* _Exercise brief_: In the records below, find each line with "badge" and copy it.
╔══
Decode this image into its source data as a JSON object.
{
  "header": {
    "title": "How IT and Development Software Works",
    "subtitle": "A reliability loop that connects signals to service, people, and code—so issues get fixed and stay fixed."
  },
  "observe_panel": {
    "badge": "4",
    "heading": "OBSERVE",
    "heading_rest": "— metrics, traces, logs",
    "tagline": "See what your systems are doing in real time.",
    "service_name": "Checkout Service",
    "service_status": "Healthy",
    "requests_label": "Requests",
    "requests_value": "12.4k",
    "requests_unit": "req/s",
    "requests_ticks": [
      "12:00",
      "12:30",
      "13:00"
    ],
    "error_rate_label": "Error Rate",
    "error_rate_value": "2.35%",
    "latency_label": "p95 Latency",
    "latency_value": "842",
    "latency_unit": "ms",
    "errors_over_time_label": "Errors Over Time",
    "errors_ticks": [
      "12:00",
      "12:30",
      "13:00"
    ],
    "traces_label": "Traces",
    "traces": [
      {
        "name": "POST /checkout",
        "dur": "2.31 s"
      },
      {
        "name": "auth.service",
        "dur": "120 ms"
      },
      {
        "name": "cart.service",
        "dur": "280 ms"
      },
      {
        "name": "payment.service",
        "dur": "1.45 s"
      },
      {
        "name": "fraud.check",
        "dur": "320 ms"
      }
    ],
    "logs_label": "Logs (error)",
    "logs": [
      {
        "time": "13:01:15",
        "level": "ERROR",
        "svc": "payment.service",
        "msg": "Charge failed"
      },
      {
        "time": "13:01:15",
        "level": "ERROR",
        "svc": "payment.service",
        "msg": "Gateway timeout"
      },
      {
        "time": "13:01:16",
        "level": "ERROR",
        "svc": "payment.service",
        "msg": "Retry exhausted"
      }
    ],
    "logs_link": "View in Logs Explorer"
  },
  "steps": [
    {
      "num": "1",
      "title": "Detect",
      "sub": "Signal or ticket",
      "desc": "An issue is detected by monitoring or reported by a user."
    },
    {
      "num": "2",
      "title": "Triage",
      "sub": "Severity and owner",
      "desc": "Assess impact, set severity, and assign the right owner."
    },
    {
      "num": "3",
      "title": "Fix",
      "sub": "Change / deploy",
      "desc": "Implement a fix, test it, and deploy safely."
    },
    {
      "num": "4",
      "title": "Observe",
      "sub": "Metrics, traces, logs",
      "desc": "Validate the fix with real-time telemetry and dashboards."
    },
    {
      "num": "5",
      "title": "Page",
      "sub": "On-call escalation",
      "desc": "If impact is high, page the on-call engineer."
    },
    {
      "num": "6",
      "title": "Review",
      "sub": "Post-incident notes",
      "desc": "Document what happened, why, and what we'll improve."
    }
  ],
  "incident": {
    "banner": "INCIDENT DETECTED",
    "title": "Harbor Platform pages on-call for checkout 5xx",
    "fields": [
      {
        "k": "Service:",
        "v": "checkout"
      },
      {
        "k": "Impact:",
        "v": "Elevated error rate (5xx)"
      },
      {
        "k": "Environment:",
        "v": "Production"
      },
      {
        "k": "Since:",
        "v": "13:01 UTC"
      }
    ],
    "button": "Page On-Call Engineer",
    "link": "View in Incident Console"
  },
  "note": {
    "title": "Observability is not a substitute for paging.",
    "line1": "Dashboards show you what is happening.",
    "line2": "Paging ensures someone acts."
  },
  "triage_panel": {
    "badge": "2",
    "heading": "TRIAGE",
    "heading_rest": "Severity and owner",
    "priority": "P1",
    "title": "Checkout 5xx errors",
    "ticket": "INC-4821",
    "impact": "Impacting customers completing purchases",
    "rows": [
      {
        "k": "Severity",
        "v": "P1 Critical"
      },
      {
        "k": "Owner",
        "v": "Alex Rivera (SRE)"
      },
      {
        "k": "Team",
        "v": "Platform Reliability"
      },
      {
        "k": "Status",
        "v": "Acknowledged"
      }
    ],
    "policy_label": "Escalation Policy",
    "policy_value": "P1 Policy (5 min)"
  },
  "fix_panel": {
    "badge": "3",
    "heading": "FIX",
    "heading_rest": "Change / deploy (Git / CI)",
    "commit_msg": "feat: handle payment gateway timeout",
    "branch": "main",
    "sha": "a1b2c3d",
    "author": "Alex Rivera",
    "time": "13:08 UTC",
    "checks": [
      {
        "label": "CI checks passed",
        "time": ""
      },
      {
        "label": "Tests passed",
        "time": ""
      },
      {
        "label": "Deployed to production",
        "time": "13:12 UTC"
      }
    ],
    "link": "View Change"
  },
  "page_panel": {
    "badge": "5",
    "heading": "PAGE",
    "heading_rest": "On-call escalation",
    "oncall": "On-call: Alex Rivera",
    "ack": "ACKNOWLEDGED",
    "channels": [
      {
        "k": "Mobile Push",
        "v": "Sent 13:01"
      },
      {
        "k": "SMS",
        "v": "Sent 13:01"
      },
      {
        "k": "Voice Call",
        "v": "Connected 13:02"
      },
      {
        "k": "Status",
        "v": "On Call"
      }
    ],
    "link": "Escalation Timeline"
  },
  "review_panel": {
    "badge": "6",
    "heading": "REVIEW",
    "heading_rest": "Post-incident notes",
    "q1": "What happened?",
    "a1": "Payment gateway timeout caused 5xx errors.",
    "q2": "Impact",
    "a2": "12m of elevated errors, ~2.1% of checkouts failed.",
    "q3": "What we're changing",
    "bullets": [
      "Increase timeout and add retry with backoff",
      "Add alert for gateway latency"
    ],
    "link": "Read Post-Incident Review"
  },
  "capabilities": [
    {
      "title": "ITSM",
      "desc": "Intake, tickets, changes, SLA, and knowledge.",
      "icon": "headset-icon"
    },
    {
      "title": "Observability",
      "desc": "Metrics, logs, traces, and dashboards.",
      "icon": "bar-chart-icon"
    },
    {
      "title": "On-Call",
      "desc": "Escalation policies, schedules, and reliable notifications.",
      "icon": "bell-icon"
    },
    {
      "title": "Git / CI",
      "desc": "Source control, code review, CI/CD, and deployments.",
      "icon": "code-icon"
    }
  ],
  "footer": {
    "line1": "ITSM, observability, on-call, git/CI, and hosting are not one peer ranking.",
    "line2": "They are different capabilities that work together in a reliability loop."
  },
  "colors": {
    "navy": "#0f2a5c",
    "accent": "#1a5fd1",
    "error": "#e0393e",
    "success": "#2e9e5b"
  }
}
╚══
* _Response to the task_:
    "badge": "4",
    "badge": "2",
    "badge": "3",
    "badge": "5",
    "badge": "6",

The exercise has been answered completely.